** Input material follows **

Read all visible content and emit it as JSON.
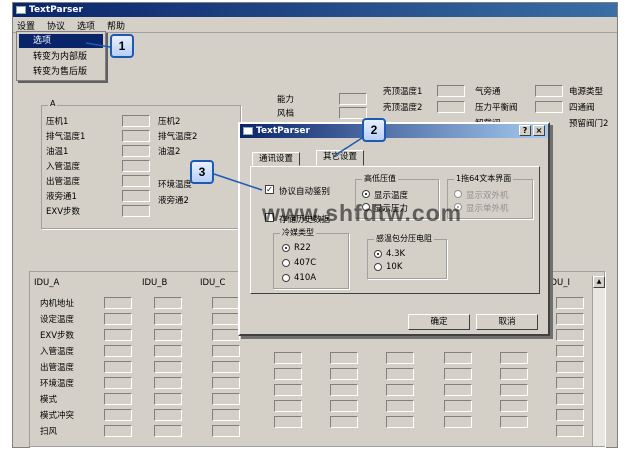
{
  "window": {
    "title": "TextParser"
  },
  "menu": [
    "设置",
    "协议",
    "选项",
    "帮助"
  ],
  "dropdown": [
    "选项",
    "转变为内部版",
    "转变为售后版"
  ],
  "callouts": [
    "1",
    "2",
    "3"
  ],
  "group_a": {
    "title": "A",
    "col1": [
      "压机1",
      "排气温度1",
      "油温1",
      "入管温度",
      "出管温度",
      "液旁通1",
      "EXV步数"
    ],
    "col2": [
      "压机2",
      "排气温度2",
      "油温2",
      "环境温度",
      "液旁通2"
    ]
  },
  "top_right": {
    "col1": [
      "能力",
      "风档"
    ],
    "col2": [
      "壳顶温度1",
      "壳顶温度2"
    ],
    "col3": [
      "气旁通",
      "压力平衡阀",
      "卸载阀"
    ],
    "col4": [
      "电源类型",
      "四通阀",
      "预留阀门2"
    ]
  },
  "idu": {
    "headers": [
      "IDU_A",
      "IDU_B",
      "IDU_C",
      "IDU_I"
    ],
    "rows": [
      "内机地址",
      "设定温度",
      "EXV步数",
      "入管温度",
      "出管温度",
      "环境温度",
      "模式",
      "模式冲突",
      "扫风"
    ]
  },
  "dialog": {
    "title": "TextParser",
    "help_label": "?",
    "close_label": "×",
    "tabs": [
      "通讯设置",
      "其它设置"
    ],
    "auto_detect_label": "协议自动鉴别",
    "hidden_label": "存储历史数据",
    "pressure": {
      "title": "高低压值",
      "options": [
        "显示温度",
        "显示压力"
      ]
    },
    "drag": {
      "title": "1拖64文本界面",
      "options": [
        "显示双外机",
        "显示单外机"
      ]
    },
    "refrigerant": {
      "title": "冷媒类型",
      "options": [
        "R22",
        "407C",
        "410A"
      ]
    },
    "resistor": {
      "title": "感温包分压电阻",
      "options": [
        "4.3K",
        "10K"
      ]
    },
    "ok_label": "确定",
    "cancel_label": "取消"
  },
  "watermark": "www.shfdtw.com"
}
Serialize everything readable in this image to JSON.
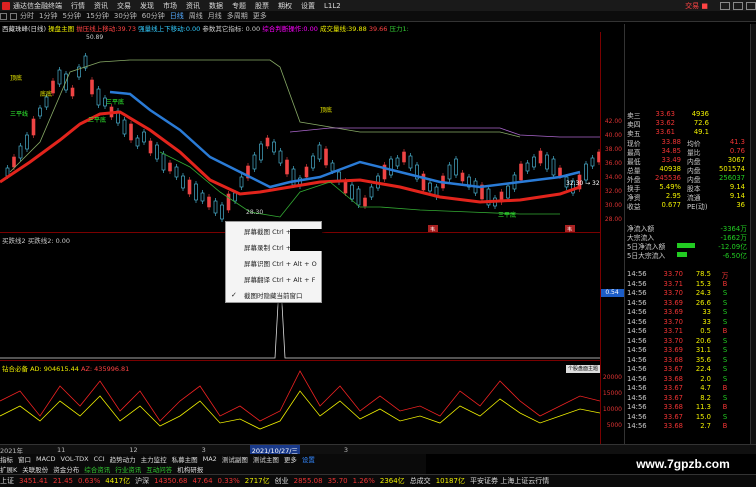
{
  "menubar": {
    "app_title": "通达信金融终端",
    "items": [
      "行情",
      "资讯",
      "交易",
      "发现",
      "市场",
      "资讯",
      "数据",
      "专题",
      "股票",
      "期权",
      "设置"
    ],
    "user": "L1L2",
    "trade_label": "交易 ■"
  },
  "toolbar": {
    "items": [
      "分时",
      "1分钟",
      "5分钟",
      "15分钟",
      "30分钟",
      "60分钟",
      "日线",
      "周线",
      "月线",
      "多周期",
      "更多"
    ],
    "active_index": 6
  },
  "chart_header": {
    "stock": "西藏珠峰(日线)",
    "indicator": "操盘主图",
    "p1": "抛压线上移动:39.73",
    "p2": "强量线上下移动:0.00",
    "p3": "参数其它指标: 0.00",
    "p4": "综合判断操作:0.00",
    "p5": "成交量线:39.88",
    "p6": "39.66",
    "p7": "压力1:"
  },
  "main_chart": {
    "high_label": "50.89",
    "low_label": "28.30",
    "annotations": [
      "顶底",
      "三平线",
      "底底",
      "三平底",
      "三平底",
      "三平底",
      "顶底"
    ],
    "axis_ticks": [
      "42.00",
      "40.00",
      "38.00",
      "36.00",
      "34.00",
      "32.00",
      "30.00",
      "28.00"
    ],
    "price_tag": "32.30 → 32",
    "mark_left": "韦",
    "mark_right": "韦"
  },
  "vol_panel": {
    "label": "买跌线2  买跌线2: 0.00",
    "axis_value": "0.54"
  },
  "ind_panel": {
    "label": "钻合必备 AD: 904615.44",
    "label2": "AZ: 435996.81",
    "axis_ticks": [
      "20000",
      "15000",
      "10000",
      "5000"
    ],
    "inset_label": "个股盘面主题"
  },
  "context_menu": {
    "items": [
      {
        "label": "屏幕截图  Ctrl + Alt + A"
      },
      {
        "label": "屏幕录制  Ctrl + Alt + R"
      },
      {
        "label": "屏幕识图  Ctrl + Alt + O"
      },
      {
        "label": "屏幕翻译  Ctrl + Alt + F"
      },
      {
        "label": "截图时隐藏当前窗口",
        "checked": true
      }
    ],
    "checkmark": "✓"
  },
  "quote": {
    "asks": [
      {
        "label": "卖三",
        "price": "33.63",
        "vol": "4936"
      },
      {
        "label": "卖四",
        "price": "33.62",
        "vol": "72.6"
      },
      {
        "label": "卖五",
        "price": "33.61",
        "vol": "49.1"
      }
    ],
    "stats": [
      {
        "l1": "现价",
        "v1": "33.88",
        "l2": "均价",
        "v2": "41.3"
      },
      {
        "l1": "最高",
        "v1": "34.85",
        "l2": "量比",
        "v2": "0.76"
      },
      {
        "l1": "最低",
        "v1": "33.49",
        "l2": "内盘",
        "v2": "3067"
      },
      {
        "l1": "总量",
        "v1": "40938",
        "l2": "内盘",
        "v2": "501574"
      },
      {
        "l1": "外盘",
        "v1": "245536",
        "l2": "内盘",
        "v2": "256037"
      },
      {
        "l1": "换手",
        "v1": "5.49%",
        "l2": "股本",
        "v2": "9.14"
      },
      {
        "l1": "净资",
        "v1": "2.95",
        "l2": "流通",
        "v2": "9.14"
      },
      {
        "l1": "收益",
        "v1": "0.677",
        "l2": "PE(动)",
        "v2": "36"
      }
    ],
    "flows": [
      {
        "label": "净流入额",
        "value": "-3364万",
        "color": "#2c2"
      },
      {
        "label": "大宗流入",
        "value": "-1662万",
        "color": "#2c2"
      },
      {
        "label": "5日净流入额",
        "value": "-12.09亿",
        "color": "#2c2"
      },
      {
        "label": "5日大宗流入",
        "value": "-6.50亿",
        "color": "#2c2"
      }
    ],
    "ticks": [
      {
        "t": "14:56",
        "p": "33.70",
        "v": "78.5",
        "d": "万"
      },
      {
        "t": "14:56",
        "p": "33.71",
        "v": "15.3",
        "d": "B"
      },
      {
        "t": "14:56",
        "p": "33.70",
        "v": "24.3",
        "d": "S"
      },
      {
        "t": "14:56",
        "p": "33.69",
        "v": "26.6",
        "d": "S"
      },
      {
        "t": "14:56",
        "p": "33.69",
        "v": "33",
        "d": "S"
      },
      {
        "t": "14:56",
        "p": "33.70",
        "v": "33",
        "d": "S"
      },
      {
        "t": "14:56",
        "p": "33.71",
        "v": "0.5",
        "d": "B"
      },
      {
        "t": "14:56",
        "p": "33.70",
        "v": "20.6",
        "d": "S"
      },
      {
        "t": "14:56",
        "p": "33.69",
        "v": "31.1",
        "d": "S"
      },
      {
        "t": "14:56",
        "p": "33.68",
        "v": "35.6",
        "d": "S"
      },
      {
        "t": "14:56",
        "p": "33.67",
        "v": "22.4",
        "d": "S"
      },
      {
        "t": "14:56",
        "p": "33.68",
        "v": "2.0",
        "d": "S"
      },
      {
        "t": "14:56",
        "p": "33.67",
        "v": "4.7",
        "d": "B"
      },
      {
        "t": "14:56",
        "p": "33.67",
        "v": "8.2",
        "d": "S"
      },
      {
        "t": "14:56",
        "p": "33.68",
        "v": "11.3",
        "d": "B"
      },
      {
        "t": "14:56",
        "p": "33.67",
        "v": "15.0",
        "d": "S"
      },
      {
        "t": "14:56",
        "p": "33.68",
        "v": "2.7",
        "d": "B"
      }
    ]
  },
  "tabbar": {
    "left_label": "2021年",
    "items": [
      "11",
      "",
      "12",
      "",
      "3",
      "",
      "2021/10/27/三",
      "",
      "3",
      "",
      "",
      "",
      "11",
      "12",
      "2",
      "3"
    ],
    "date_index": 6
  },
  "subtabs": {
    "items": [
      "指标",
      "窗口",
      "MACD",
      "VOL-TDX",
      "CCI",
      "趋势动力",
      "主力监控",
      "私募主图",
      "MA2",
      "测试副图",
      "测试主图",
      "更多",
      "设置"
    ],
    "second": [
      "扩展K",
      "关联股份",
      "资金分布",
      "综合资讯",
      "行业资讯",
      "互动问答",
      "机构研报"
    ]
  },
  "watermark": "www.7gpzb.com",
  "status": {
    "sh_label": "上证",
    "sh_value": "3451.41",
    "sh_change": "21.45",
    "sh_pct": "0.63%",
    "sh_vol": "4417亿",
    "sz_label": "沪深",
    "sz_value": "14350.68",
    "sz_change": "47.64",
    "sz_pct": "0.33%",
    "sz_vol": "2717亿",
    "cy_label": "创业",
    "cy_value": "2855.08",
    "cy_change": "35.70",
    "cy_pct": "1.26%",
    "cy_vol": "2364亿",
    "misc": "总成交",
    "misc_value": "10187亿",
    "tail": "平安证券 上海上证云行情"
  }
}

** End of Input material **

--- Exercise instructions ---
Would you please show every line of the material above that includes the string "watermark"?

--- Solution to this task ---
  "watermark": "www.shfdtw.com"
  "watermark": "www.7gpzb.com",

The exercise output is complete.